What is being asked. In the material below, some lines carry "Options". Copy each such line.

Working data.
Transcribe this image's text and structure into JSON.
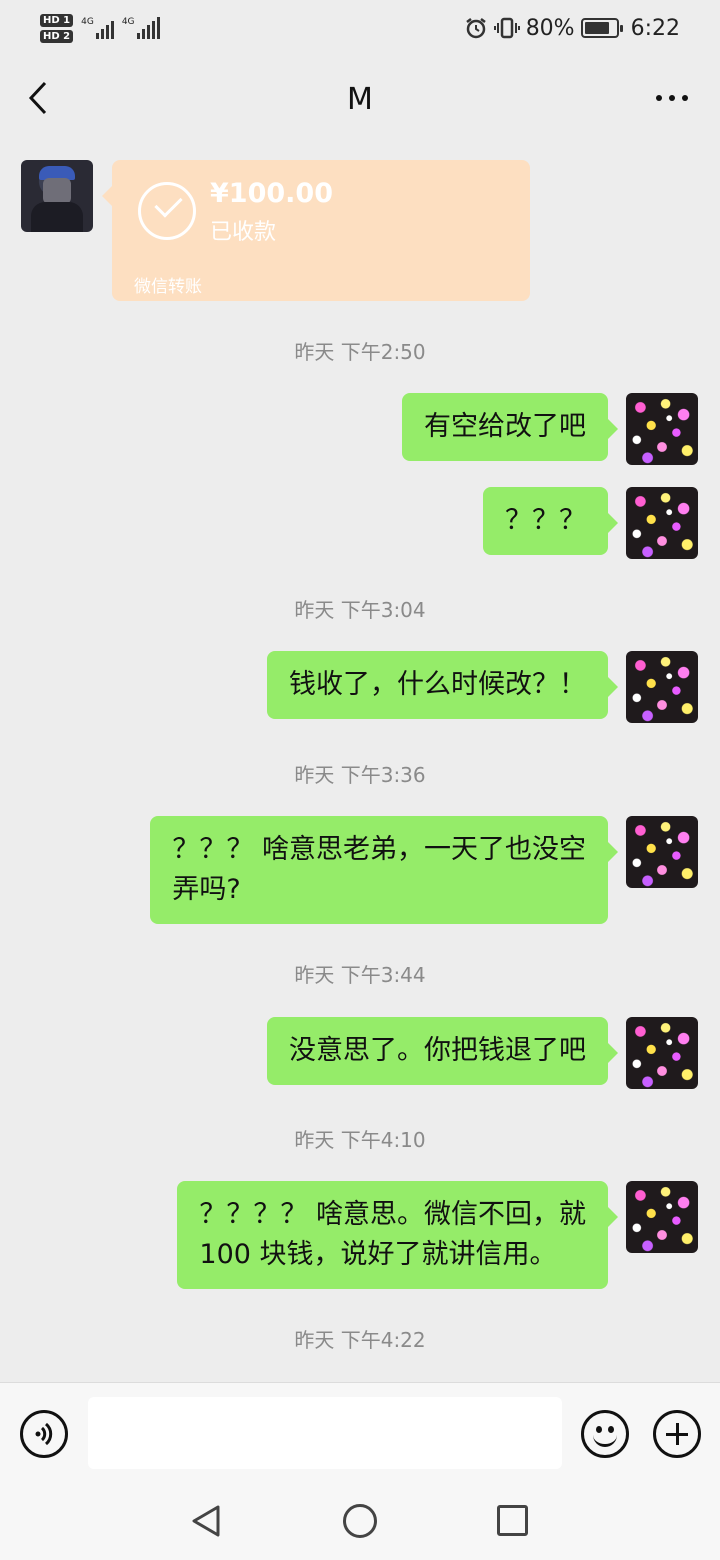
{
  "status_bar": {
    "hd1": "HD 1",
    "hd2": "HD 2",
    "net1": "4G",
    "net2": "4G",
    "battery_text": "80%",
    "battery_level": 0.8,
    "time": "6:22",
    "icons": [
      "alarm-icon",
      "vibrate-icon",
      "battery-icon",
      "signal-icon"
    ]
  },
  "header": {
    "title": "M"
  },
  "transfer": {
    "amount": "¥100.00",
    "status": "已收款",
    "label": "微信转账",
    "color": "#fddfc1"
  },
  "timestamps": [
    "昨天 下午2:50",
    "昨天 下午3:04",
    "昨天 下午3:36",
    "昨天 下午3:44",
    "昨天 下午4:10",
    "昨天 下午4:22"
  ],
  "messages": [
    "有空给改了吧",
    "？？？",
    "钱收了，什么时候改？！",
    "？？？ 啥意思老弟，一天了也没空\n弄吗?",
    "没意思了。你把钱退了吧",
    "？？？？ 啥意思。微信不回，就\n100 块钱，说好了就讲信用。"
  ],
  "colors": {
    "background": "#ededed",
    "bubble_sent": "#95ec69",
    "timestamp": "#8a8a8a"
  },
  "input": {
    "placeholder": ""
  }
}
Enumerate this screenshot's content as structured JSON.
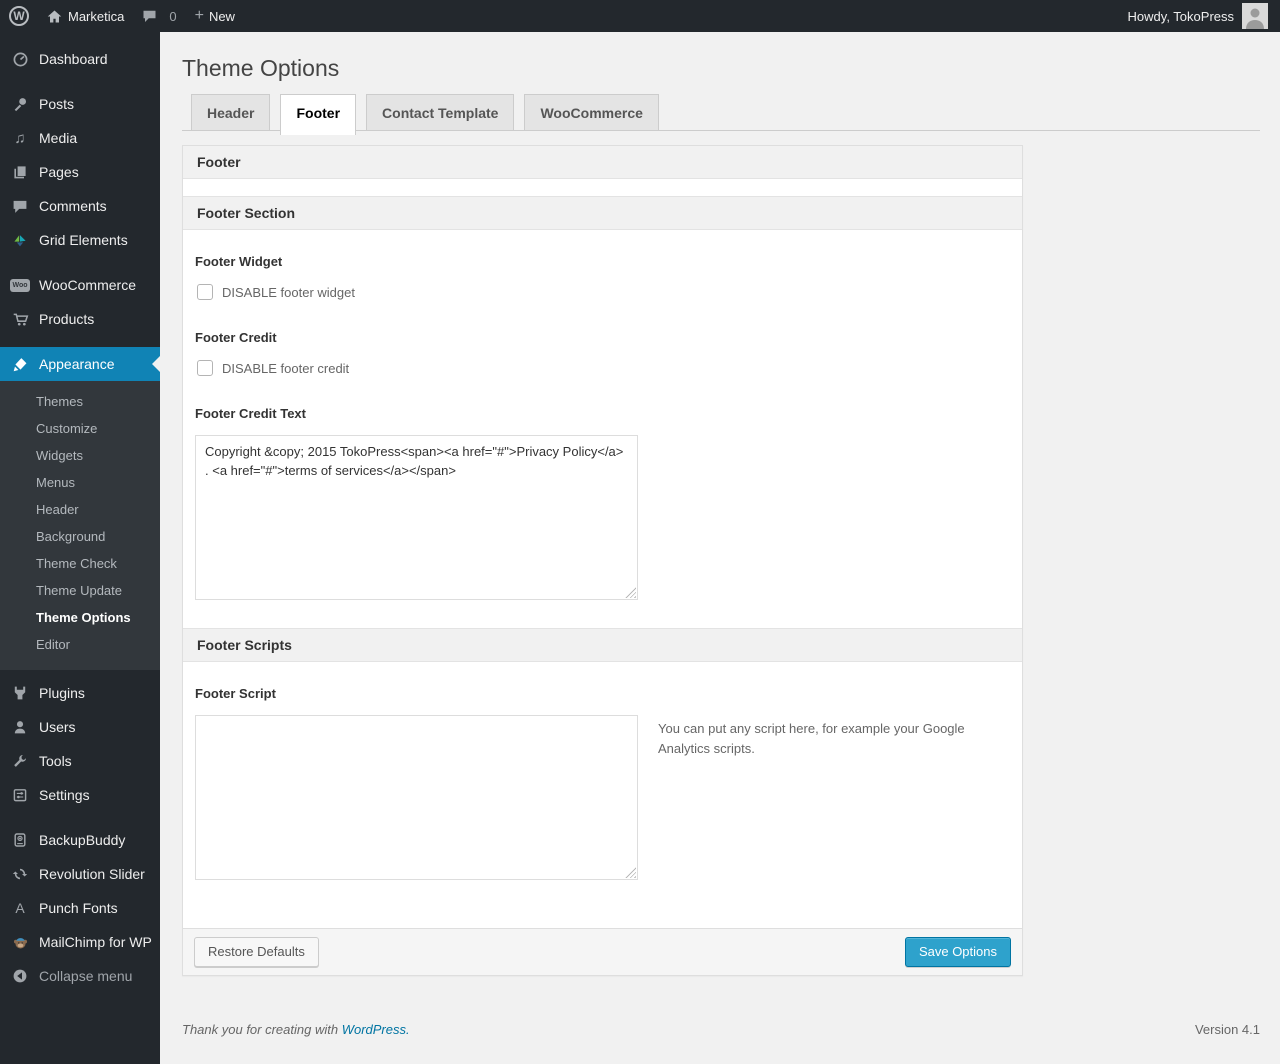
{
  "admin_bar": {
    "site_name": "Marketica",
    "comment_count": "0",
    "new_label": "New",
    "howdy_text": "Howdy, TokoPress"
  },
  "sidebar": {
    "items": [
      {
        "label": "Dashboard"
      },
      {
        "label": "Posts"
      },
      {
        "label": "Media"
      },
      {
        "label": "Pages"
      },
      {
        "label": "Comments"
      },
      {
        "label": "Grid Elements"
      },
      {
        "label": "WooCommerce"
      },
      {
        "label": "Products"
      },
      {
        "label": "Appearance"
      },
      {
        "label": "Plugins"
      },
      {
        "label": "Users"
      },
      {
        "label": "Tools"
      },
      {
        "label": "Settings"
      },
      {
        "label": "BackupBuddy"
      },
      {
        "label": "Revolution Slider"
      },
      {
        "label": "Punch Fonts"
      },
      {
        "label": "MailChimp for WP"
      },
      {
        "label": "Collapse menu"
      }
    ],
    "woo_badge": "Woo",
    "punch_fonts_glyph": "A",
    "appearance_submenu": [
      {
        "label": "Themes"
      },
      {
        "label": "Customize"
      },
      {
        "label": "Widgets"
      },
      {
        "label": "Menus"
      },
      {
        "label": "Header"
      },
      {
        "label": "Background"
      },
      {
        "label": "Theme Check"
      },
      {
        "label": "Theme Update"
      },
      {
        "label": "Theme Options"
      },
      {
        "label": "Editor"
      }
    ]
  },
  "page": {
    "title": "Theme Options",
    "tabs": [
      {
        "label": "Header"
      },
      {
        "label": "Footer"
      },
      {
        "label": "Contact Template"
      },
      {
        "label": "WooCommerce"
      }
    ]
  },
  "panel": {
    "footer_box_label": "Footer",
    "footer_section_label": "Footer Section",
    "footer_widget_label": "Footer Widget",
    "footer_widget_checkbox_label": "DISABLE footer widget",
    "footer_credit_label": "Footer Credit",
    "footer_credit_checkbox_label": "DISABLE footer credit",
    "footer_credit_text_label": "Footer Credit Text",
    "footer_credit_text_value": "Copyright &copy; 2015 TokoPress<span><a href=\"#\">Privacy Policy</a> . <a href=\"#\">terms of services</a></span>",
    "footer_scripts_label": "Footer Scripts",
    "footer_script_label": "Footer Script",
    "footer_script_value": "",
    "footer_script_description": "You can put any script here, for example your Google Analytics scripts.",
    "restore_button_label": "Restore Defaults",
    "save_button_label": "Save Options"
  },
  "page_footer": {
    "thanks_text": "Thank you for creating with ",
    "wordpress_link": "WordPress.",
    "version": "Version 4.1"
  },
  "colors": {
    "accent_blue": "#1083b5",
    "primary_button": "#2ea2cc",
    "dark_bar": "#23282d",
    "page_background": "#f1f1f1"
  }
}
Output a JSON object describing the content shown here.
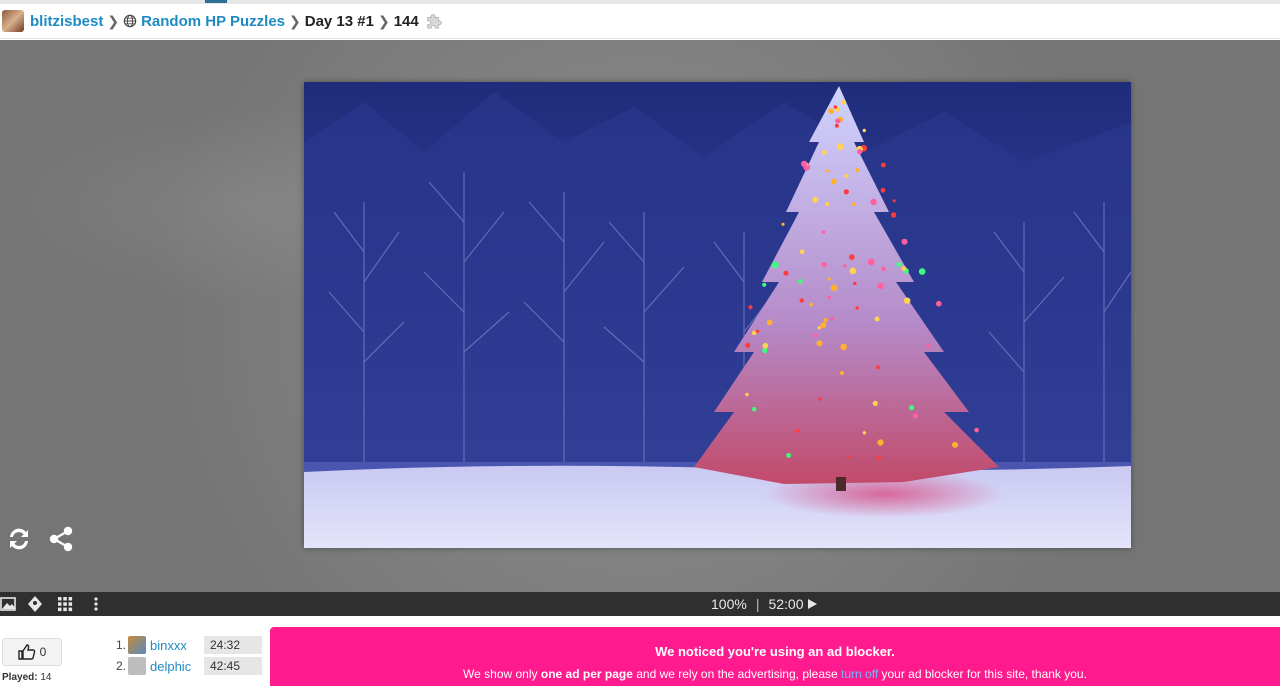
{
  "header": {
    "username": "blitzisbest",
    "collection": "Random HP Puzzles",
    "puzzle_name": "Day 13 #1",
    "piece_count": "144"
  },
  "toolbar": {
    "zoom": "100%",
    "timer": "52:00"
  },
  "likes": {
    "count": "0",
    "played_label": "Played:",
    "played_count": "14"
  },
  "scores": [
    {
      "rank": "1.",
      "name": "binxxx",
      "time": "24:32"
    },
    {
      "rank": "2.",
      "name": "delphic",
      "time": "42:45"
    }
  ],
  "ad_banner": {
    "title": "We noticed you're using an ad blocker.",
    "text_1": "We show only ",
    "text_bold": "one ad per page",
    "text_2": " and we rely on the advertising, please ",
    "link": "turn off",
    "text_3": " your ad blocker for this site, thank you.",
    "color": "#ff1b8d"
  },
  "colors": {
    "link": "#1e8bc3",
    "toolbar_bg": "#2f2f2f",
    "stage_bg": "#7d7d7d"
  },
  "icons": {
    "refresh": "refresh-icon",
    "share": "share-icon",
    "image": "image-icon",
    "ghost": "ghost-icon",
    "grid": "grid-icon",
    "menu": "more-vertical-icon",
    "like": "thumbs-up-icon",
    "play": "play-icon"
  }
}
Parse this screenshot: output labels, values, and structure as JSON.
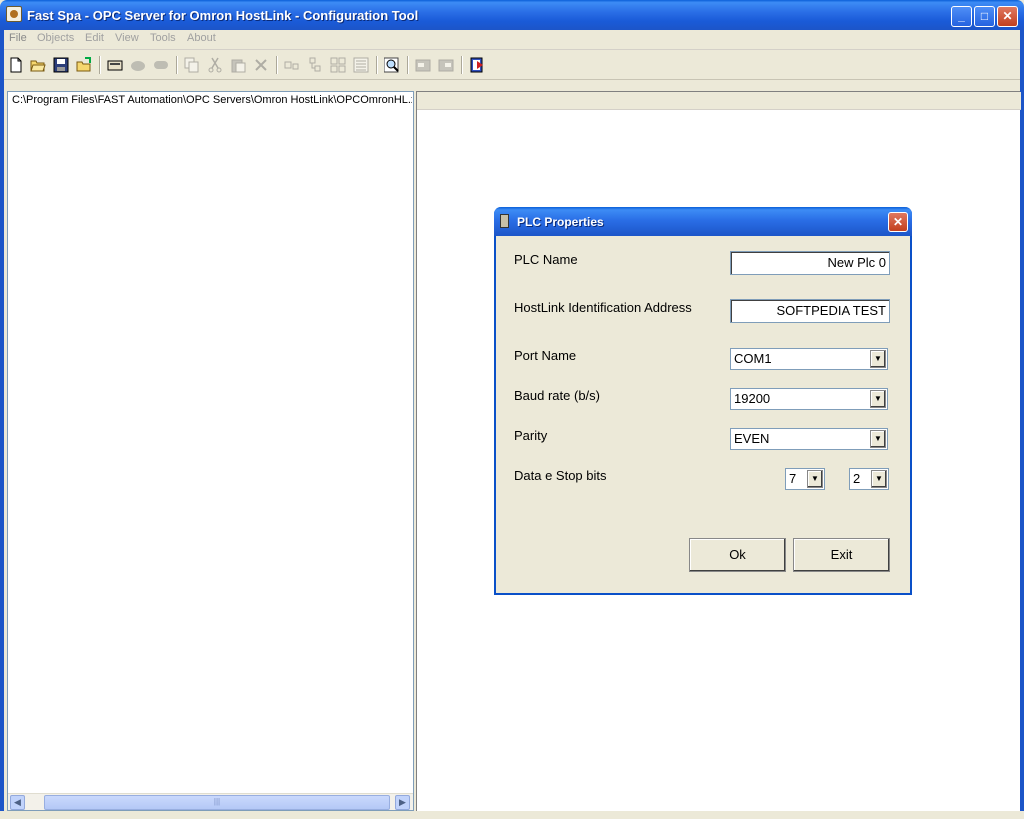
{
  "window": {
    "title": "Fast Spa - OPC Server for Omron HostLink - Configuration Tool",
    "minimize_glyph": "_",
    "maximize_glyph": "□",
    "close_glyph": "✕"
  },
  "menu": {
    "items": [
      "File",
      "Objects",
      "Edit",
      "View",
      "Tools",
      "About"
    ]
  },
  "toolbar": {
    "icons": [
      "new-file-icon",
      "open-folder-icon",
      "save-icon",
      "open-project-icon",
      "add-device-icon",
      "add-group-icon",
      "add-item-icon",
      "copy-icon",
      "cut-icon",
      "paste-icon",
      "delete-icon",
      "align-left-icon",
      "align-tree-icon",
      "grid-icon",
      "list-icon",
      "search-icon",
      "export-icon",
      "import-icon",
      "help-icon"
    ]
  },
  "left_pane": {
    "path": "C:\\Program Files\\FAST Automation\\OPC Servers\\Omron HostLink\\OPCOmronHL.xm",
    "scroll_left": "◀",
    "scroll_right": "▶",
    "scroll_grip": "|||"
  },
  "dialog": {
    "title": "PLC Properties",
    "close_glyph": "✕",
    "plc_name_label": "PLC Name",
    "plc_name_value": "New Plc 0",
    "hostlink_label": "HostLink Identification Address",
    "hostlink_value": "SOFTPEDIA TEST",
    "port_label": "Port Name",
    "port_value": "COM1",
    "baud_label": "Baud rate (b/s)",
    "baud_value": "19200",
    "parity_label": "Parity",
    "parity_value": "EVEN",
    "databits_label": "Data e Stop bits",
    "data_bits_value": "7",
    "stop_bits_value": "2",
    "ok_label": "Ok",
    "exit_label": "Exit",
    "dropdown_glyph": "▼"
  }
}
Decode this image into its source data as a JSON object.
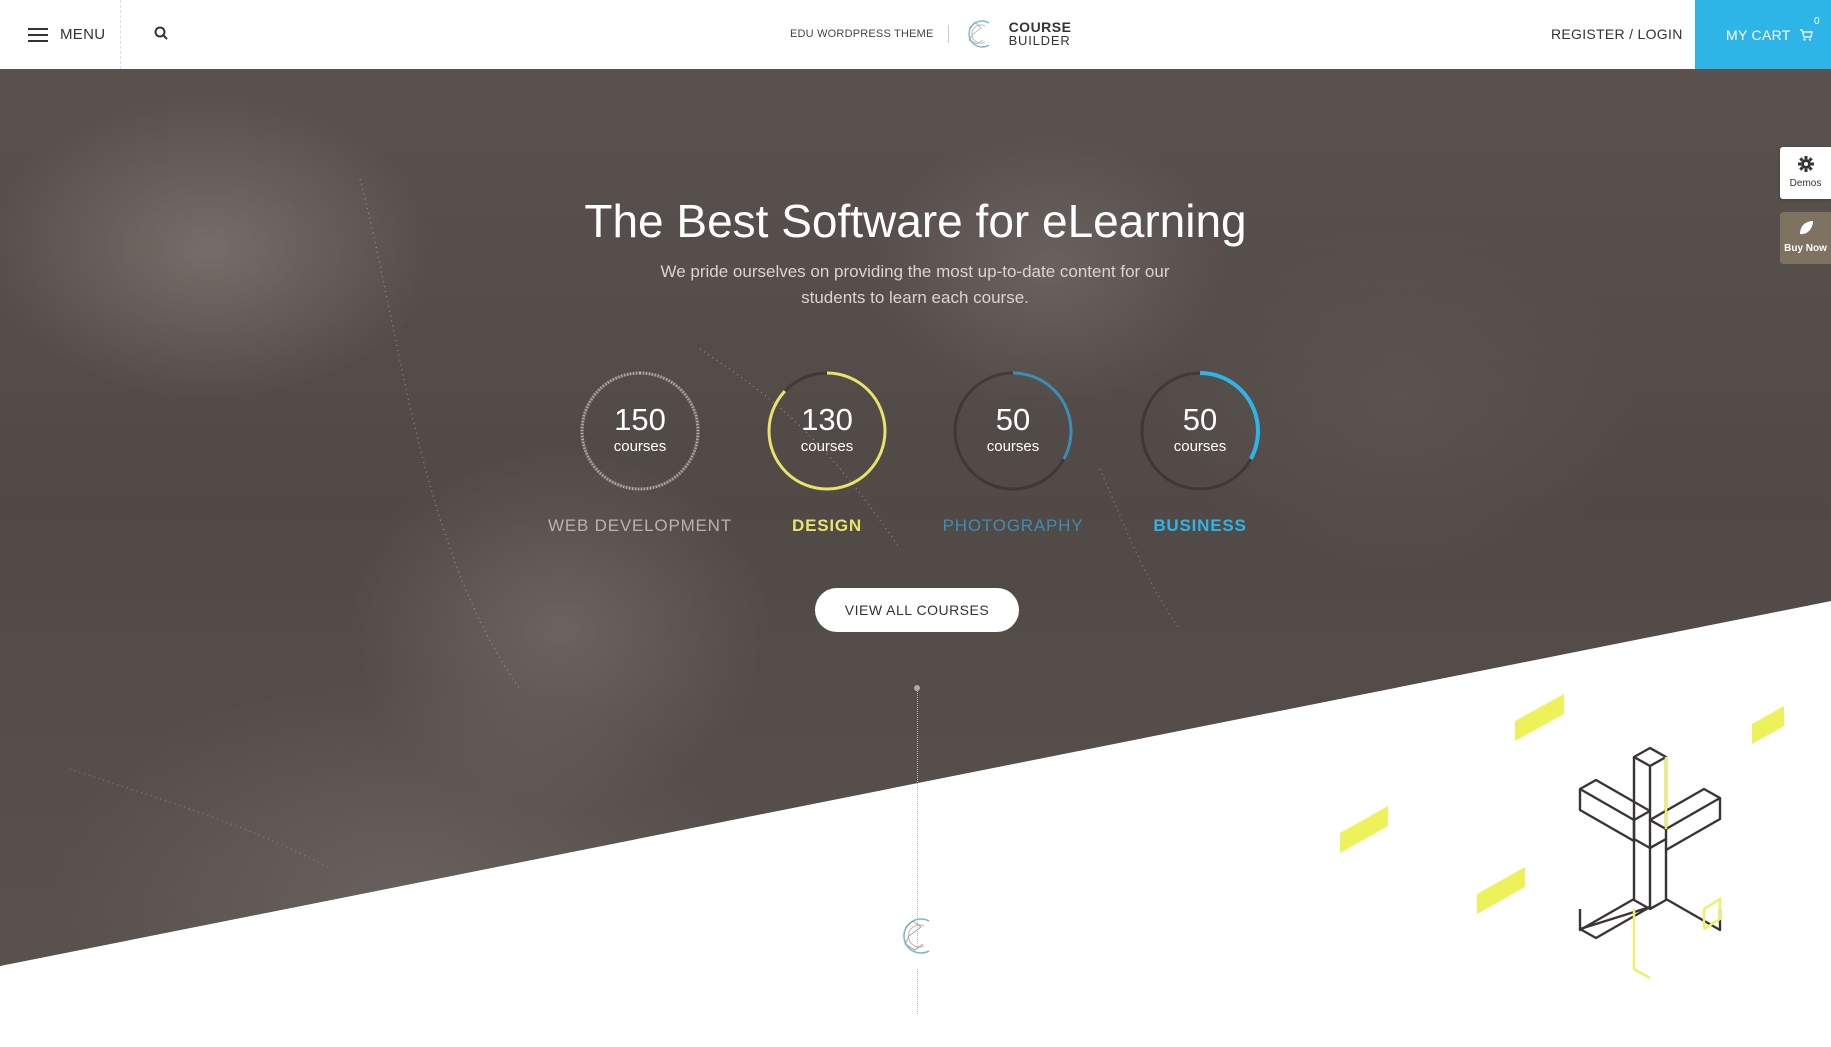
{
  "header": {
    "menu_label": "MENU",
    "brand_tag": "EDU WORDPRESS THEME",
    "logo_line1": "COURSE",
    "logo_line2": "BUILDER",
    "register_login": "REGISTER / LOGIN",
    "cart_label": "MY CART",
    "cart_count": "0"
  },
  "hero": {
    "title": "The Best Software for eLearning",
    "subtitle": "We pride ourselves on providing the most up-to-date content for our students to learn each course.",
    "cta": "VIEW ALL COURSES"
  },
  "stats": [
    {
      "number": "150",
      "unit": "courses",
      "label": "WEB DEVELOPMENT",
      "color": "#b9b2b0",
      "progress": 1.0
    },
    {
      "number": "130",
      "unit": "courses",
      "label": "DESIGN",
      "color": "#e8e36a",
      "progress": 0.87
    },
    {
      "number": "50",
      "unit": "courses",
      "label": "PHOTOGRAPHY",
      "color": "#3a8fb5",
      "progress": 0.33
    },
    {
      "number": "50",
      "unit": "courses",
      "label": "BUSINESS",
      "color": "#2db5e8",
      "progress": 0.33
    }
  ],
  "side": {
    "demos": "Demos",
    "buy_now": "Buy Now"
  },
  "colors": {
    "accent": "#2db5e8",
    "yellow": "#e8ef5a"
  }
}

Answer to this task.
        "label": "Theme Options"
    "title": "Theme Options",
    "save_button_label": "Save Options"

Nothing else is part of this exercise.